Question: You can file this with all of your other "why oh why doesn't the TV Academy recognize" letters. I am absolutely addicted to Bosch on Amazon Prime Video. The work of Titus Welliver is nothing short of perfection, and I personally would tune in to watch Lance Reddick read the phone book. Have you seen the show—and if so, your thoughts? — Rob
Matt Roush: I’ve been a fan of Michael Connelly’s book series for years and was surprised it didn’t come to TV sooner. (It’s a perfect fit for Amazon, given the brand’s association with book sales.) I agree that Titus Welliver is just about perfect as Harry Bosch, and Lance Reddick makes any show better (Fringe, Lost, The Wire) with his formidable presence. It’s a solid adaptation of a terrific franchise and I look forward to each season. That said, I’m not surprised it flies under the Emmy radar. Crime dramas and procedurals, even smartly serialized ones like Bosch, tend to be ignored and/or underestimated in the current drama series boom. In a simpler and less cluttered time, this would be a standout.
Blame Canada for Carter

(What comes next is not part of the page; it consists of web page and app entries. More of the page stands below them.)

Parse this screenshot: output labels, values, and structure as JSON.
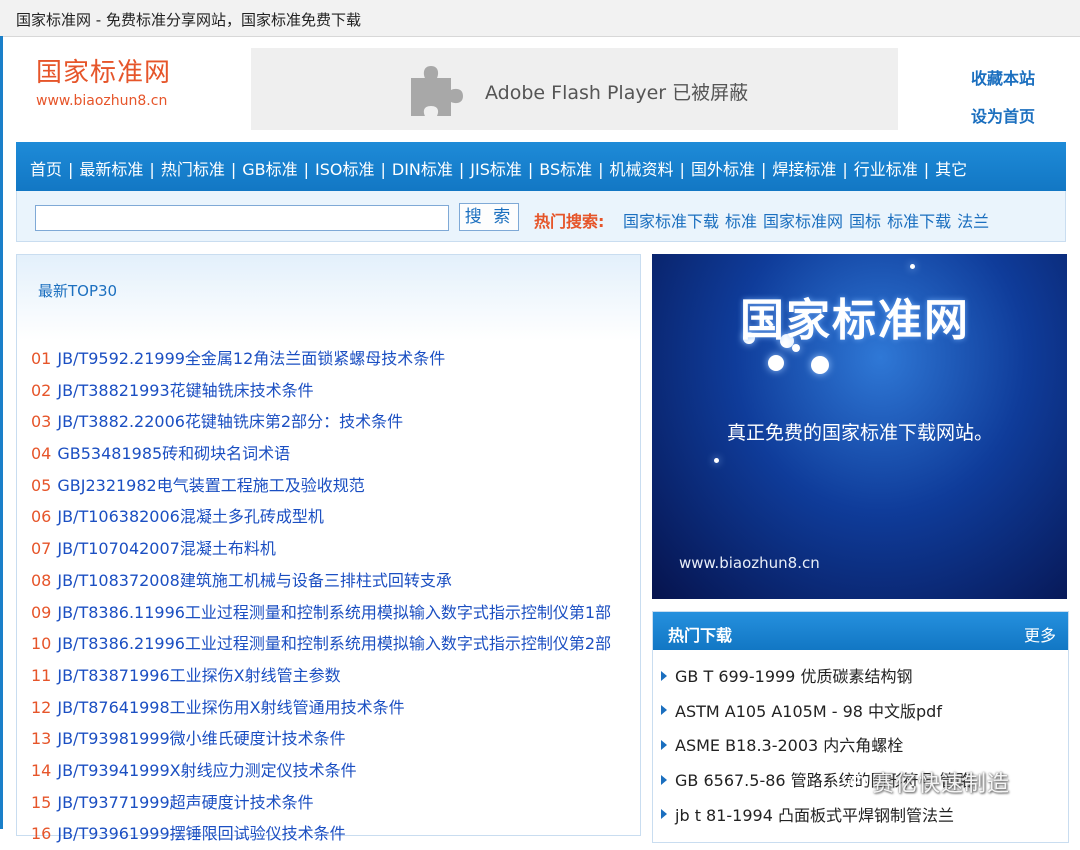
{
  "window": {
    "title": "国家标准网 - 免费标准分享网站，国家标准免费下载"
  },
  "header": {
    "logo_title": "国家标准网",
    "logo_url": "www.biaozhun8.cn",
    "flash_text": "Adobe Flash Player 已被屏蔽",
    "bookmark_link": "收藏本站",
    "homepage_link": "设为首页"
  },
  "nav": {
    "items": [
      "首页",
      "最新标准",
      "热门标准",
      "GB标准",
      "ISO标准",
      "DIN标准",
      "JIS标准",
      "BS标准",
      "机械资料",
      "国外标准",
      "焊接标准",
      "行业标准",
      "其它"
    ],
    "separator": "|"
  },
  "search": {
    "input_value": "",
    "button_label": "搜 索",
    "hot_label": "热门搜索:",
    "hot_words": [
      "国家标准下载",
      "标准",
      "国家标准网",
      "国标",
      "标准下载",
      "法兰"
    ]
  },
  "top30": {
    "heading": "最新TOP30",
    "items": [
      {
        "num": "01",
        "title": "JB/T9592.21999全金属12角法兰面锁紧螺母技术条件"
      },
      {
        "num": "02",
        "title": "JB/T38821993花键轴铣床技术条件"
      },
      {
        "num": "03",
        "title": "JB/T3882.22006花键轴铣床第2部分：技术条件"
      },
      {
        "num": "04",
        "title": "GB53481985砖和砌块名词术语"
      },
      {
        "num": "05",
        "title": "GBJ2321982电气装置工程施工及验收规范"
      },
      {
        "num": "06",
        "title": "JB/T106382006混凝土多孔砖成型机"
      },
      {
        "num": "07",
        "title": "JB/T107042007混凝土布料机"
      },
      {
        "num": "08",
        "title": "JB/T108372008建筑施工机械与设备三排柱式回转支承"
      },
      {
        "num": "09",
        "title": "JB/T8386.11996工业过程测量和控制系统用模拟输入数字式指示控制仪第1部"
      },
      {
        "num": "10",
        "title": "JB/T8386.21996工业过程测量和控制系统用模拟输入数字式指示控制仪第2部"
      },
      {
        "num": "11",
        "title": "JB/T83871996工业探伤X射线管主参数"
      },
      {
        "num": "12",
        "title": "JB/T87641998工业探伤用X射线管通用技术条件"
      },
      {
        "num": "13",
        "title": "JB/T93981999微小维氏硬度计技术条件"
      },
      {
        "num": "14",
        "title": "JB/T93941999X射线应力测定仪技术条件"
      },
      {
        "num": "15",
        "title": "JB/T93771999超声硬度计技术条件"
      },
      {
        "num": "16",
        "title": "JB/T93961999摆锤限回试验仪技术条件"
      }
    ]
  },
  "banner": {
    "title": "国家标准网",
    "subtitle": "真正免费的国家标准下载网站。",
    "url": "www.biaozhun8.cn"
  },
  "hot_downloads": {
    "heading": "热门下载",
    "more": "更多",
    "items": [
      "GB T 699-1999 优质碳素结构钢",
      "ASTM A105 A105M - 98 中文版pdf",
      "ASME B18.3-2003 内六角螺栓",
      "GB 6567.5-86 管路系统的图形符号 管路",
      "jb t 81-1994 凸面板式平焊钢制管法兰"
    ]
  },
  "watermark": {
    "text": "赛亿快速制造",
    "icon": "wechat-icon"
  }
}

Question: Get Carter? I've watched the first couple of episodes and it's not horrible. It is definitely from the "light summer fare" mold with Jerry O'Connell playing the same charming doofus as he did on Crossing Jordan (and Sliders, etc). I was pleasantly surprised to see Sydney Poitier, as I haven't seen her in anything in probably 10 years. And, of course, Kristian Bruun was so much fun to watch in Orphan Black. Now I've seen plenty of Canadian import shows in my day, but I have never watched a show that looked, felt, sounded, smelled and tasted so Canadian. It couldn't be more Canadian if every character walked around chugging maple syrup straight from the bottle. I'm actually surprised that WGN America picked up this and 100 Code, two shows that feel so distinctly foreign (obviously, more so with 100 Code). Come to think of it, Bellevue definitely felt like an import, too. It seems odd that such a conservative-leaning network would buy up all these imports, but I'm grateful they did. Any deep thoughts on this subject? — Woody

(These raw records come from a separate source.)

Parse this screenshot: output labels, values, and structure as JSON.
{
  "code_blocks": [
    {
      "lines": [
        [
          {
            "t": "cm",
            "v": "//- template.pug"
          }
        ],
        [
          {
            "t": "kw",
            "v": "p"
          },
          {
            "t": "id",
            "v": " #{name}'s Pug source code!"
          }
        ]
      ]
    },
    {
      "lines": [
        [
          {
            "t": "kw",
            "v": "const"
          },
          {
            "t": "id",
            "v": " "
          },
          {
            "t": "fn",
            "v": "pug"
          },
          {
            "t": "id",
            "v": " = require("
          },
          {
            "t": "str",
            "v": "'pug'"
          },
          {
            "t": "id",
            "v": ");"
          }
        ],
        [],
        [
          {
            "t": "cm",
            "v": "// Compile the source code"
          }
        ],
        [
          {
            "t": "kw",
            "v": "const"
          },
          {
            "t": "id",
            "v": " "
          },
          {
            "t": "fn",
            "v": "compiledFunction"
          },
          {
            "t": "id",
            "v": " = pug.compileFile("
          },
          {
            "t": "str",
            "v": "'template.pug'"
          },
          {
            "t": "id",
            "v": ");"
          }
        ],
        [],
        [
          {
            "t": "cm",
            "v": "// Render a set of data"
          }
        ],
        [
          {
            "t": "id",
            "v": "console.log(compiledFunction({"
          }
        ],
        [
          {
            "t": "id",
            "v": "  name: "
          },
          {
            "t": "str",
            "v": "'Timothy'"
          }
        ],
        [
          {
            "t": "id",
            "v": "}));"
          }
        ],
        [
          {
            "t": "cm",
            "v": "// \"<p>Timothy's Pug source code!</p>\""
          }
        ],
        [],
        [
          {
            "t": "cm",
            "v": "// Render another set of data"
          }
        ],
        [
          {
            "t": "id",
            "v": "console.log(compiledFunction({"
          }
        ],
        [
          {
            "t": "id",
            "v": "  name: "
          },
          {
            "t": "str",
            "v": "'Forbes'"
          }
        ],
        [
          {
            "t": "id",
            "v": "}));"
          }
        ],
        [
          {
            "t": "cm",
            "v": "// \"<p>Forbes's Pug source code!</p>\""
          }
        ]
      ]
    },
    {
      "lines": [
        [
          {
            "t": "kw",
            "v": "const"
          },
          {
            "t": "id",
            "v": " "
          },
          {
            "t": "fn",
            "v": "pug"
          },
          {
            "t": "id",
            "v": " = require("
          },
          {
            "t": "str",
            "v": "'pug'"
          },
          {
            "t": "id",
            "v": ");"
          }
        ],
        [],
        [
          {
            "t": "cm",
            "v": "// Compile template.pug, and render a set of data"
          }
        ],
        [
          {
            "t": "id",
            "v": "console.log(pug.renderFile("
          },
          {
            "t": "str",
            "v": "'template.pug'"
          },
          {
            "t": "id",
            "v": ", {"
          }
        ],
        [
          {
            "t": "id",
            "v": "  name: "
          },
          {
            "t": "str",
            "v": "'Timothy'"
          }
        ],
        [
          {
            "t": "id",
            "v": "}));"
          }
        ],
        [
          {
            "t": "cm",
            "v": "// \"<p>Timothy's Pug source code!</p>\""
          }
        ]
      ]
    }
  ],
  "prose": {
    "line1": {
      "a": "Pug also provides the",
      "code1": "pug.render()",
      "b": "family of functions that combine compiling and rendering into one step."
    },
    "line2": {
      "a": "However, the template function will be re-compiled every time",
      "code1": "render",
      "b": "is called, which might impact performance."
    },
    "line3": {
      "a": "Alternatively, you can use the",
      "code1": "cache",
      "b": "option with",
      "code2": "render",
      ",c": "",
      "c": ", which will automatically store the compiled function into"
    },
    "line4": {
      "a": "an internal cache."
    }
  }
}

Matt Roush: Let’s just hope for WGN America’s sake that no one imposes crushing tariffs on TV imports from across the border, because that’s where all of its “originals” are coming from these days, starting with Bellevue and continuing with Carter. I had to laugh at your description of this show being “not horrible.” Talk about damning with faint praise. (I also chuckled when WGN America issued a press release with a critic’s quote citing O’Connell as being “likable and competent in the role.” Okayyy…) Shows like this, and ABC’s Take Two, redefine weightless, but as a way to while away a summer hour harmlessly, I get it. (Although vintage reruns of shows from the ’70s might actually feel fresher.) The reason WGNA is going this route is because it’s way cheaper than producing original series themselves.
Will Trial’s Courtroom Be Back in Session?

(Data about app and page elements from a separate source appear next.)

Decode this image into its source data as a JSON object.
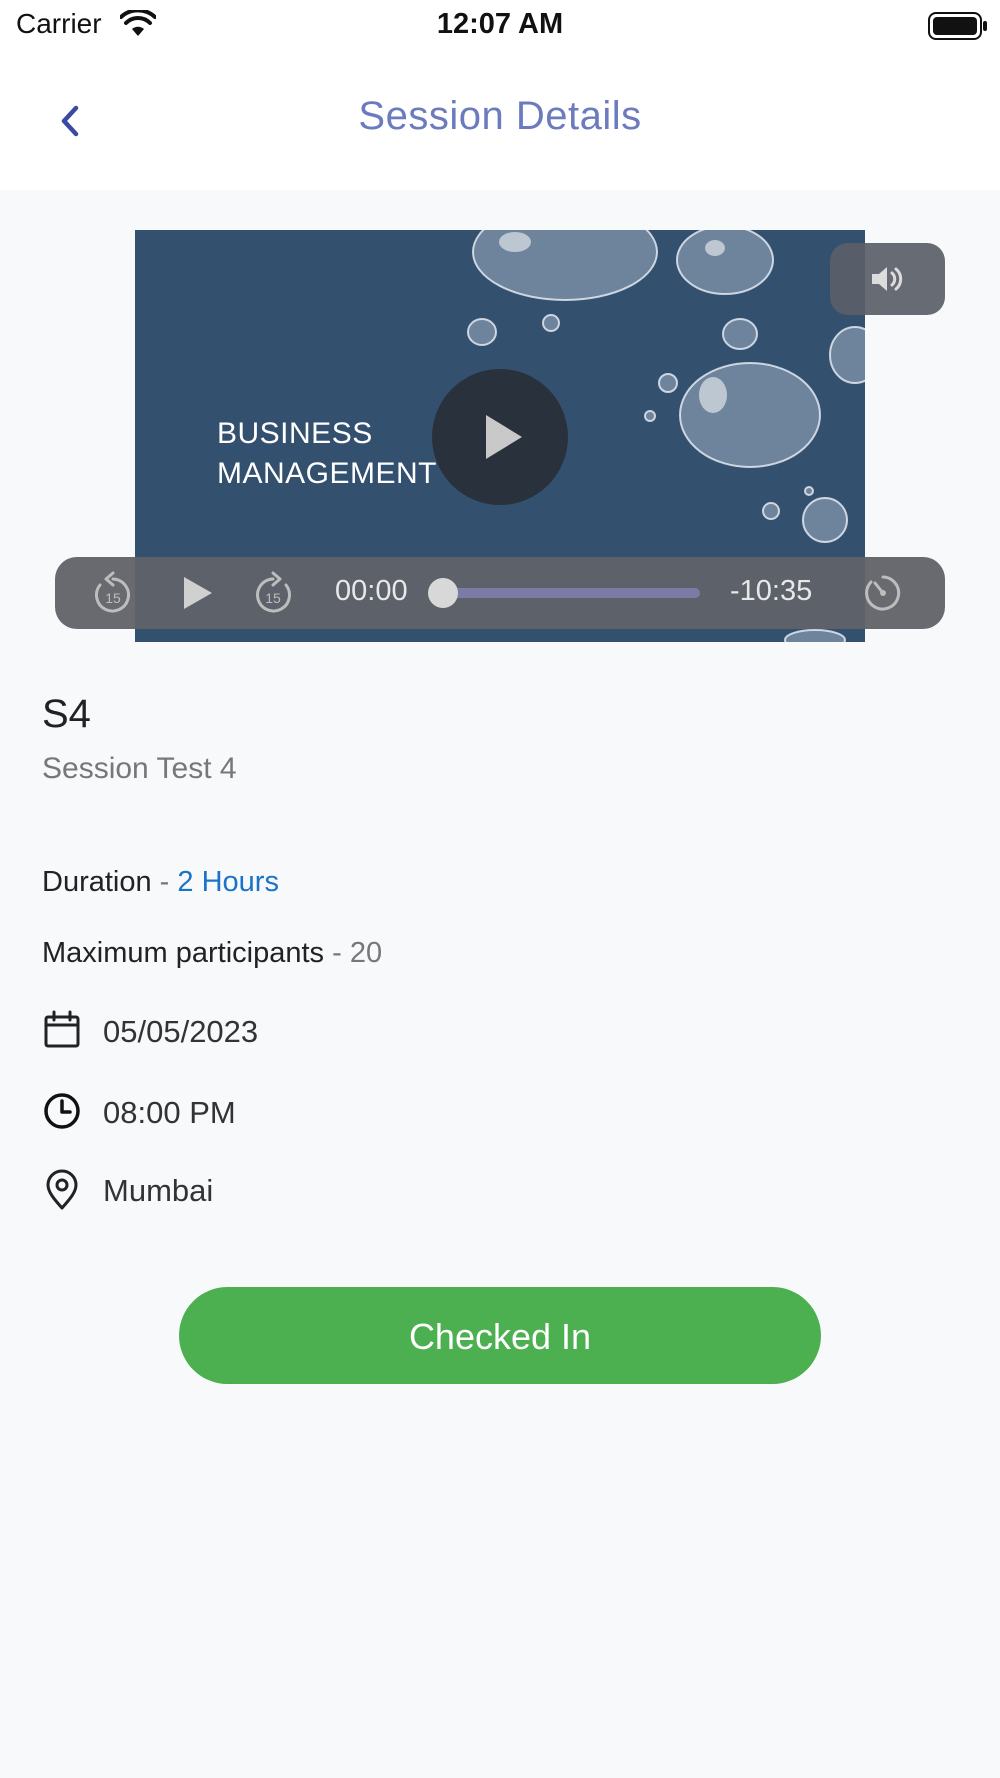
{
  "status_bar": {
    "carrier": "Carrier",
    "time": "12:07 AM"
  },
  "nav": {
    "back_icon": "chevron-left-icon",
    "title": "Session Details"
  },
  "video": {
    "thumbnail_text_line1": "BUSINESS",
    "thumbnail_text_line2": "MANAGEMENT",
    "current_time": "00:00",
    "remaining_time": "-10:35",
    "progress": 0.0,
    "icons": [
      "play-icon",
      "volume-icon",
      "rewind-15-icon",
      "forward-15-icon",
      "playback-speed-icon"
    ]
  },
  "session": {
    "code": "S4",
    "name": "Session Test 4",
    "duration_label": "Duration",
    "duration_sep": " - ",
    "duration_value": "2 Hours",
    "participants_label": "Maximum participants",
    "participants_sep": " - ",
    "participants_value": "20",
    "date": "05/05/2023",
    "time": "08:00 PM",
    "location": "Mumbai"
  },
  "actions": {
    "checkin_label": "Checked In"
  },
  "colors": {
    "nav_title": "#6b7bbd",
    "accent_blue": "#1a73c8",
    "button_green": "#4caf50",
    "video_bg": "#34506f"
  }
}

Question: The whole cast of NBC’s Trial & Error is great in this hilarious show. Will it return in the fall? — Eleanor
Matt Roush: Fall? No. Ever? Hard to say. Both of its seasons, NBC used T&E as a midseason—or, this year, summer—replacement, in each case doubling up on episodes each week as if to acknowledge that watching multiple episodes, binge-style, makes this serialized true-crime spoof even funnier. At present, the show appears to be in limbo, with NBC reportedly having let its option for renewal lapse, and the studio now shopping it around. I’d love to see more, especially if they keep finding defendants as memorable as John Lithgow and Kristin Chenoweth.
That’s all for now—and until after Labor Day, so have a happy holiday weekend before the fall TV barrage begins. Thanks as always for reading, and remember that I can’t do this without your participation, so please keep sending questions and comments about TV to [email protected] or shoot me a line on Twitter (@TVGMMattRoush), and you can also submit questions via the handy form below. Please include a first name in your question.